In today's digital age, it sometimes feels that hardware has lagged behind the software that drives our devices. Button of the month is a monthly look at what some of those buttons and switches look like on old and new devices, and it is meant to appreciate how we handle our devices on a physical, tactile level.
These days I think a lot about the on / off buttons. With modern devices – especially smartphones – we don't really use them as on / off buttons, because our phones are never really off. But that's a double-edged sword, because while they're not really "power" on our phones, we're pressing them more than ever: the "power" button of my iPhone X is now probably pressed dozens of times a day.
And it is that iPhone on / off button that I want to talk about specifically: the one on Apple & # 39; s most recent Face ID iPhones. When Apple killed the home button with the iPhone X, it also killed the hardware trigger for Siri – after all, you can't hold down a home button that doesn't exist.
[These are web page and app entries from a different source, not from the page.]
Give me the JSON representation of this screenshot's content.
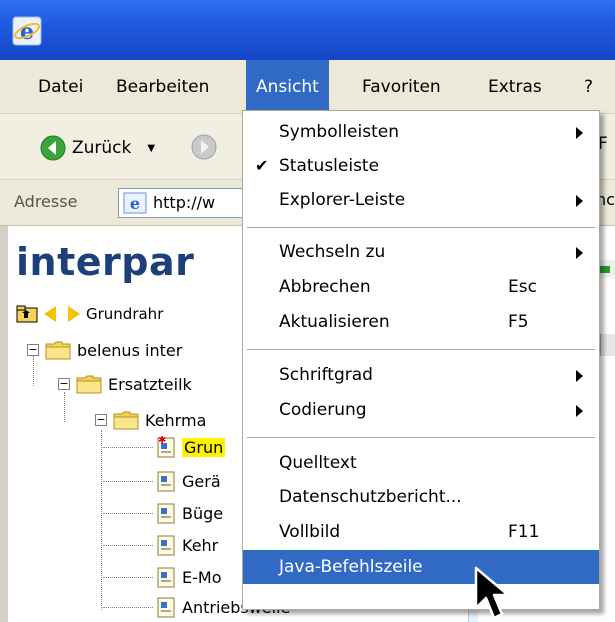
{
  "menubar": {
    "items": [
      "Datei",
      "Bearbeiten",
      "Ansicht",
      "Favoriten",
      "Extras",
      "?"
    ],
    "active": "Ansicht"
  },
  "toolbar": {
    "back_label": "Zurück",
    "peek_char": "F"
  },
  "address": {
    "label": "Adresse",
    "value": "http://w",
    "peek_text": "nc"
  },
  "page": {
    "brand": "interpar",
    "tree_nav_label": "Grundrahr",
    "tree": [
      {
        "label": "belenus inter",
        "type": "folder"
      },
      {
        "label": "Ersatzteilk",
        "type": "folder"
      },
      {
        "label": "Kehrma",
        "type": "folder"
      },
      {
        "label": "Grun",
        "type": "doc",
        "highlight": true
      },
      {
        "label": "Gerä",
        "type": "doc"
      },
      {
        "label": "Büge",
        "type": "doc"
      },
      {
        "label": "Kehr",
        "type": "doc"
      },
      {
        "label": "E-Mo",
        "type": "doc"
      },
      {
        "label": "Antriebswelle",
        "type": "doc"
      }
    ]
  },
  "dropdown": {
    "items": [
      {
        "label": "Symbolleisten",
        "submenu": true
      },
      {
        "label": "Statusleiste",
        "checked": true
      },
      {
        "label": "Explorer-Leiste",
        "submenu": true
      },
      {
        "label": "Wechseln zu",
        "submenu": true
      },
      {
        "label": "Abbrechen",
        "shortcut": "Esc"
      },
      {
        "label": "Aktualisieren",
        "shortcut": "F5"
      },
      {
        "label": "Schriftgrad",
        "submenu": true
      },
      {
        "label": "Codierung",
        "submenu": true
      },
      {
        "label": "Quelltext"
      },
      {
        "label": "Datenschutzbericht..."
      },
      {
        "label": "Vollbild",
        "shortcut": "F11"
      },
      {
        "label": "Java-Befehlszeile",
        "highlighted": true
      }
    ],
    "check_glyph": "✔"
  },
  "colors": {
    "titlebar": "#1f5be0",
    "menu_highlight": "#316ac5",
    "tree_highlight": "#fff200",
    "brand": "#1d3f7a"
  },
  "icons": {
    "app": "ie-icon",
    "back": "back-arrow-icon",
    "forward": "forward-arrow-icon",
    "address": "ie-page-icon",
    "folder": "folder-icon",
    "doc": "document-icon",
    "cursor": "mouse-pointer-icon"
  }
}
Power buttons are a subtle reflection of trends in modern technology. When smartphones first came into existence, almost every phone had an on / off button on top of the device. As the screen sizes grew and that top edge became further and further away from the reasonable range of most thumbs, the on / off button migrated to the side. When screens became larger and the home buttons became extinct, the on / off button got built-in fingerprint sensors. And Apple is no different: the on / off button of the iPhone experiences the same trends.
So when Apple killed the home button, it also changed two things about the power button. First, the on / off button on the iPhone X is twice as large as previous models, so it's always easy to press. And it now activates Siri when pressed, instead of offering the shutdown prompt (the other main function of the iPhone's start button). Both shifts make sense logically. iPhones became larger, and making it easier to press the button is a natural extension. And as the last important button on the phone, having the Siri on / off button was essentially the only option (adding some kind of special Siri button anyway).
But the side effect is that the on / off button on the current iPhones really can't do the only thing it should do: turn the phone on and off (a separate command that keeps it pressed and the volume up button is needed to actually close) completely off the phone).
In the beginning it was a frustrating change, but the difference is positive, I think. I use Siri for simple tasks such as setting alarms and adding reminders to return Amazon packages much more than I did to turn off my phone. And by placing that function in the on / off button – which I almost always have a thumb on when I hold my phone, even more than the home button – it is even more accessible. In addition, the larger button is simply more fun to press, especially on brand new devices when the click is still nice and clear.
Some Android phones also follow this trend: the on / off button of the Note 10 does not turn the phone off and OnePlus phones can be adjusted to start Assistant with a short press.
Even if we start seeing phones that don't use buttons at all, some kind of hardware is still needed to turn on a device. And while smartphones keep getting more innovative and fresh designs, it's a safe bet that the on / off button will continue to change with them.